RECORD EXTRACTS:
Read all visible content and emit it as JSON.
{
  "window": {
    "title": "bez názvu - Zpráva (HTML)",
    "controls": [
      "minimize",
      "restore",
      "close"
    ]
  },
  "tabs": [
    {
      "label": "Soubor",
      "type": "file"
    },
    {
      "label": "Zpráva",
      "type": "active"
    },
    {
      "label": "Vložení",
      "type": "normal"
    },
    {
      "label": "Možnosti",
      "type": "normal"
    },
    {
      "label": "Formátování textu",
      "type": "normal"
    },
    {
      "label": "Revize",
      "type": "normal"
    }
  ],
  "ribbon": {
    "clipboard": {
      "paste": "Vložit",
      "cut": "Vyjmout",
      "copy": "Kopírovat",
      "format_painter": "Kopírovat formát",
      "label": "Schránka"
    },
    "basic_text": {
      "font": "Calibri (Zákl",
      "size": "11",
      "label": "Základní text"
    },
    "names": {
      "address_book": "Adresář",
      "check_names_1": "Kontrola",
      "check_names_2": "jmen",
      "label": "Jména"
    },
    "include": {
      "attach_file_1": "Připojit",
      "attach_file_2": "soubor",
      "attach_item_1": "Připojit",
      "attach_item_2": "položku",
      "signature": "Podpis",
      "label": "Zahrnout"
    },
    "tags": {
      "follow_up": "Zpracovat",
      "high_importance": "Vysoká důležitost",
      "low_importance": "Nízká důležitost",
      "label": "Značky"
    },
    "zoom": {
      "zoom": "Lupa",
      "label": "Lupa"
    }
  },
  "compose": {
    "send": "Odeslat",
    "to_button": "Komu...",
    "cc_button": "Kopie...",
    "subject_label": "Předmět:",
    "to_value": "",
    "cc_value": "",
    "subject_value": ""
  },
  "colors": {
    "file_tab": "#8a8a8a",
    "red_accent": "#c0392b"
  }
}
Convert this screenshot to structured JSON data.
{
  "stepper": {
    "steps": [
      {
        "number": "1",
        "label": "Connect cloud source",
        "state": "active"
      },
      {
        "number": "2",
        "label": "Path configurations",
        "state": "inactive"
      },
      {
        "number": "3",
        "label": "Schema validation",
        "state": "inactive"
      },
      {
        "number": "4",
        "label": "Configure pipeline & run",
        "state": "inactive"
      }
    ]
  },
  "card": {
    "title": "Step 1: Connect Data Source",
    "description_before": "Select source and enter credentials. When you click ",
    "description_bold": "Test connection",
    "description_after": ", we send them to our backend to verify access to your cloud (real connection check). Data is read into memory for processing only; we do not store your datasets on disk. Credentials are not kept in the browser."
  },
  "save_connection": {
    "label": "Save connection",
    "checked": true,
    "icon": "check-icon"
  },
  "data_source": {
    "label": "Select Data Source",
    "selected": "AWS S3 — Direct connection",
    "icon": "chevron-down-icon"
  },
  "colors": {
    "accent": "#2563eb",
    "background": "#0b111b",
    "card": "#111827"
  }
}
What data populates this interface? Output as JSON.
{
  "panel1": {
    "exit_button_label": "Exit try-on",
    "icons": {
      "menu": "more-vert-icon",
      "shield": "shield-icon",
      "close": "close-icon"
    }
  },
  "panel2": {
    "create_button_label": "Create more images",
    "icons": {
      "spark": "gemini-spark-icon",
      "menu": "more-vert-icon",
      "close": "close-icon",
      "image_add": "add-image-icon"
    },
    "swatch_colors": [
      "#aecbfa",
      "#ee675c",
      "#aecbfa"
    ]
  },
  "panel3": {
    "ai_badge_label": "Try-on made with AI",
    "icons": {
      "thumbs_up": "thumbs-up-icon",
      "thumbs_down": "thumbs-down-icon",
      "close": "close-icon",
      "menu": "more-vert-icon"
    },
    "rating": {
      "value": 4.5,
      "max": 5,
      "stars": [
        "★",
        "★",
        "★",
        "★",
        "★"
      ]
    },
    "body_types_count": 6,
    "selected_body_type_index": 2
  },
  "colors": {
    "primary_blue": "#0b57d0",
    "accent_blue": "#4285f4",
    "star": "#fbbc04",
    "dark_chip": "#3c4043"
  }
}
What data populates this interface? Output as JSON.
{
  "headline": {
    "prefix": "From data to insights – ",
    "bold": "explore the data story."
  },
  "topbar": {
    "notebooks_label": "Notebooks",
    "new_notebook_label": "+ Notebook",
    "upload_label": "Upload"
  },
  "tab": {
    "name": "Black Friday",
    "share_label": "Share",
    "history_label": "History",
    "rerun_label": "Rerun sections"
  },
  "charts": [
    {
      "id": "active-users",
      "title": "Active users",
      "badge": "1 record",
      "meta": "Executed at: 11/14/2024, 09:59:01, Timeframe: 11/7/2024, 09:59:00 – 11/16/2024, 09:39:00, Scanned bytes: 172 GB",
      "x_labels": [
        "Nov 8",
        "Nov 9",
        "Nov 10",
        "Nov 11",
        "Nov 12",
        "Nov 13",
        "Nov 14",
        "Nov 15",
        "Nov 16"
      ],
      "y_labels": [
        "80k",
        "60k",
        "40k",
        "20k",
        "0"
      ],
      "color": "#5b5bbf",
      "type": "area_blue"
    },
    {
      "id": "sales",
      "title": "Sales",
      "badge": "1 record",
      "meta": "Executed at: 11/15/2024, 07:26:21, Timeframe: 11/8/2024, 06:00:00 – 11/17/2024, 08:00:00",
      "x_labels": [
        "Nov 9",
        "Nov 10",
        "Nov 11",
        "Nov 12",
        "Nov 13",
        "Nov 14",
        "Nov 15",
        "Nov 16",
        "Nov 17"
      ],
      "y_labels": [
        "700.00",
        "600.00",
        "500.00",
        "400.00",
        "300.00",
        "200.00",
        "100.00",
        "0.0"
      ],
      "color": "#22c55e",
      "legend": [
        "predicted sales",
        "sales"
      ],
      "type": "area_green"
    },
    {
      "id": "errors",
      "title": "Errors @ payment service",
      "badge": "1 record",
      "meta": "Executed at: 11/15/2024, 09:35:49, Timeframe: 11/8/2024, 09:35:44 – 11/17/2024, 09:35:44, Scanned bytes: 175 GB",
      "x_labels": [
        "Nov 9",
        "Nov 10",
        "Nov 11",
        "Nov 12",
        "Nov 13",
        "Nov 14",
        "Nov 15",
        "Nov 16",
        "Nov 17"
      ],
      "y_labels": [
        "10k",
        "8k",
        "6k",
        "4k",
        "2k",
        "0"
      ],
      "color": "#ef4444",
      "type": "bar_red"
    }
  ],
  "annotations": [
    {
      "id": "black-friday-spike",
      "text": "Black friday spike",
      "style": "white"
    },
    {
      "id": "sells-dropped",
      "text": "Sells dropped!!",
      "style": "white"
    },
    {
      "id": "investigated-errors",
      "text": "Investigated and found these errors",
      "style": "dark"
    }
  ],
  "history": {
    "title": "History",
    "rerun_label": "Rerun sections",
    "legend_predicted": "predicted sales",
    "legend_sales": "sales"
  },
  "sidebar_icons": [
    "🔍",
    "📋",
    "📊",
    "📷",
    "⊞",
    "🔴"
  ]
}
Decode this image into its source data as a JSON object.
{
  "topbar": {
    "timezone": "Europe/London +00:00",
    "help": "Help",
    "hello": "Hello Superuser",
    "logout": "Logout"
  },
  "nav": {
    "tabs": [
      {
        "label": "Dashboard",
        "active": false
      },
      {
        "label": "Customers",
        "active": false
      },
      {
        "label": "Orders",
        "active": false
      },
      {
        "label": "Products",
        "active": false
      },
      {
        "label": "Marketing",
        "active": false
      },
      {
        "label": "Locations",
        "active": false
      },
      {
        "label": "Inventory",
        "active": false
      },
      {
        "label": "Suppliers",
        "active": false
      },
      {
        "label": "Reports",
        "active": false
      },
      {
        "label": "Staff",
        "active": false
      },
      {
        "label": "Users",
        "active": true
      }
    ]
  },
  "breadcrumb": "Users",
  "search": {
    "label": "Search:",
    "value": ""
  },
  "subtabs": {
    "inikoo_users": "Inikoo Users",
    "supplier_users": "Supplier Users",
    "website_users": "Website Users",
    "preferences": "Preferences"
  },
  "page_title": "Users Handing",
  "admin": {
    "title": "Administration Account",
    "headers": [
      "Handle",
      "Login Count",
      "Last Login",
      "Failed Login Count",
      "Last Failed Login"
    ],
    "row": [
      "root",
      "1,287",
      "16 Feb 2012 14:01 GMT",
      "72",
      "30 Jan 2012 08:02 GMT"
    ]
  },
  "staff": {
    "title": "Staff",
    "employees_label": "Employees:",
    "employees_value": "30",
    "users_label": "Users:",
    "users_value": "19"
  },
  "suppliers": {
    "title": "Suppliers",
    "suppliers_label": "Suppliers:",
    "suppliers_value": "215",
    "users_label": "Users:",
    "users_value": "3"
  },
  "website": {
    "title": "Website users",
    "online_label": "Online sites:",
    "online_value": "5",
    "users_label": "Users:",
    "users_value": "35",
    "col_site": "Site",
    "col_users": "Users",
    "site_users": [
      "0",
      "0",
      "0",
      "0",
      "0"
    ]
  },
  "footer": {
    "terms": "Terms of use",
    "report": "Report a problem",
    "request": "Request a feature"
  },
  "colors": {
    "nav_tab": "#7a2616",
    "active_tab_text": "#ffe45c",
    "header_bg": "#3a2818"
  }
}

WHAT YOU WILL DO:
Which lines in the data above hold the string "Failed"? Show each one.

RESULT BELOW:
      "Failed Login Count",
      "Last Failed Login"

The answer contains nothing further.